Gary Lee

A state court has blocked a plan to build snowmobile trails through the heart of the Adirondacks. The trails would have connected remote towns like Indian Lake and Newcomb, but environmental activists argued the project violated the state’s ‘forever wild’ clause by cutting too many trees down.

The legal battle over the snowmobile trails started in 2013. That’s when the advocacy group Protect the Adirondacks filed suit against the State Dept. of Environmental Conservation. The state had planned to build 27 miles of snowmobile trails in the Adirondacks.

Peter Bauer, executive director of Protect the Adirondacks, said Tuesday's ruling to block those trails was a big win for the park.

“We feel vindicated and we are proud that we were able to step up and protect the people’s land.”

In the four to two ruling, the NYS Court of Appeals said that the state’s constitution and legal precedents are clear. If the DEC wants to cut thousands of trees to build a trail system, the state would first need to pass a constitutional amendment.

Bauer said the ruling is good news for every forest in the park. “Those trees are better protected today than they were yesterday. So this will have some changes on the Forest Preserve, but it should not affect the public’s recreational use of the Forest Preserve at all.”

The DEC had said the connector trails would open more of the Park to snowmobilers and tourists. The Adirondack Park Agency approved the trails in 2014. Bauer questioned the economics behind the effort.

“There is this idea that if we build these Class II community connector trails in the Adirondacks, every community, whether it's Indian Lake, or North Hudson, or Minerva, are suddenly going to turn into Old Forge," he said. "That's just not reality.”

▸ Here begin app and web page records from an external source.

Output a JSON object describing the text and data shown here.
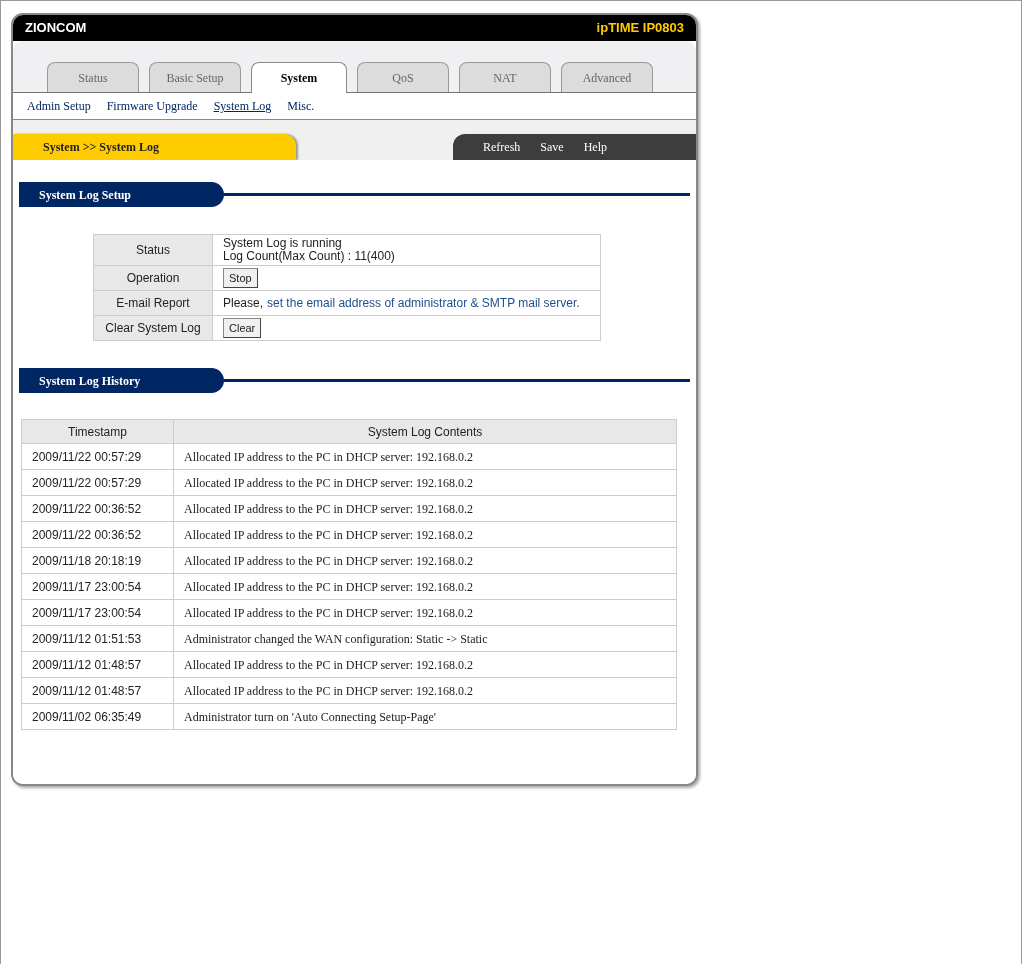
{
  "header": {
    "brand": "ZIONCOM",
    "model": "ipTIME IP0803"
  },
  "tabs": [
    {
      "label": "Status",
      "selected": false
    },
    {
      "label": "Basic Setup",
      "selected": false
    },
    {
      "label": "System",
      "selected": true
    },
    {
      "label": "QoS",
      "selected": false
    },
    {
      "label": "NAT",
      "selected": false
    },
    {
      "label": "Advanced",
      "selected": false
    }
  ],
  "subnav": [
    {
      "label": "Admin Setup",
      "selected": false
    },
    {
      "label": "Firmware Upgrade",
      "selected": false
    },
    {
      "label": "System Log",
      "selected": true
    },
    {
      "label": "Misc.",
      "selected": false
    }
  ],
  "breadcrumb": "System >> System Log",
  "actions": [
    "Refresh",
    "Save",
    "Help"
  ],
  "setup": {
    "title": "System Log Setup",
    "rows": [
      {
        "kind": "lines",
        "label": "Status",
        "lines": [
          "System Log is running",
          "Log Count(Max Count) : 11(400)"
        ]
      },
      {
        "kind": "button",
        "label": "Operation",
        "button": "Stop"
      },
      {
        "kind": "link",
        "label": "E-mail Report",
        "prefix": "Please,",
        "link": "set the email address of administrator & SMTP mail server."
      },
      {
        "kind": "button",
        "label": "Clear System Log",
        "button": "Clear"
      }
    ]
  },
  "history": {
    "title": "System Log History",
    "columns": [
      "Timestamp",
      "System Log Contents"
    ],
    "rows": [
      [
        "2009/11/22 00:57:29",
        "Allocated IP address to the PC in DHCP server: 192.168.0.2"
      ],
      [
        "2009/11/22 00:57:29",
        "Allocated IP address to the PC in DHCP server: 192.168.0.2"
      ],
      [
        "2009/11/22 00:36:52",
        "Allocated IP address to the PC in DHCP server: 192.168.0.2"
      ],
      [
        "2009/11/22 00:36:52",
        "Allocated IP address to the PC in DHCP server: 192.168.0.2"
      ],
      [
        "2009/11/18 20:18:19",
        "Allocated IP address to the PC in DHCP server: 192.168.0.2"
      ],
      [
        "2009/11/17 23:00:54",
        "Allocated IP address to the PC in DHCP server: 192.168.0.2"
      ],
      [
        "2009/11/17 23:00:54",
        "Allocated IP address to the PC in DHCP server: 192.168.0.2"
      ],
      [
        "2009/11/12 01:51:53",
        "Administrator changed the WAN configuration: Static -> Static"
      ],
      [
        "2009/11/12 01:48:57",
        "Allocated IP address to the PC in DHCP server: 192.168.0.2"
      ],
      [
        "2009/11/12 01:48:57",
        "Allocated IP address to the PC in DHCP server: 192.168.0.2"
      ],
      [
        "2009/11/02 06:35:49",
        "Administrator turn on 'Auto Connecting Setup-Page'"
      ]
    ]
  }
}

Brian Wells disagrees. Wells is the town supervisor of Indian Lake.

“Peter Bauer does not know what he's talking about," said Wells.

“Snowmobiling brings in a huge amount of money, whether we have a good winter or a bad [winter]," said Wells. "A good winter is better than a bad winter, but it brings in a huge amount of money for us.”

Snowmobile connector trails were part of a deal hashed out years ago between environmental groups, the state of New York, and local communities. In exchange, towns like Indian Lake agreed to go along with a huge expansion of the Park’s High Peaks Wilderness.

“The towns went into this agreeing to protect the Adirondacks, to protect the land," said Wells. "I'm sorry I'm getting pretty emotional about this.

"We give, we give, we give," said Wells, "and to be just basically screwed over, it's disheartening for the Adirondacks, to be quite honest with you.”

Green groups and local leaders and state officials have collaborated more on environmental projects in recent years. That’s a shift away from old feuds over development and motorized recreation in the Park.

Wells thinks Tuesday’s ruling is a big setback.  He says it will make it harder for the state to get towns on board when it wants to buy and protect more land in the park.

“This is going to create such hardship and such anger amongst local government, that they're not going to cooperate. There will not be any cooperation anymore about any land deals, I'm afraid that's what's going to happen. “

Green groups in the park have been split over the legal battle. The Adirondack Council and Adirondack Wild both applauded the state’s ruling, while the Nature Conservancy and the Adirondack Mountain Club have sided with the DEC and the towns.

Ben Brosseau, spokesperson for the Adirondack Mountain Club, said the court ruling could limit the state’s ability to cut trees for all kinds of recreational activities – not just snowmobiles.

“This new standard could very dramatically affect the ability to maintain trails to the point of counting all the way down to the tiniest saplings.”

The Adirondacks have seen a boost in hiker traffic in recent years. To keep up with that, Brosseau said the state will need to reroute trails to make them more sustainable.

“To reroute trails, you have to have some flexibility," said Brosseau. "I'm not saying we want to clear cut, not by any means, but the ability to go along and identify corridors where it's possible to make this happen.”

The DEC hasn’t said what its next move is. In a statement to North Country Public Radio, the DEC said it’s reviewing the court’s ruling. It could now propose a constitutional amendment to build the snowmobile connector trails, but there’s a lot of uncertainty in that process and it could take years to achieve.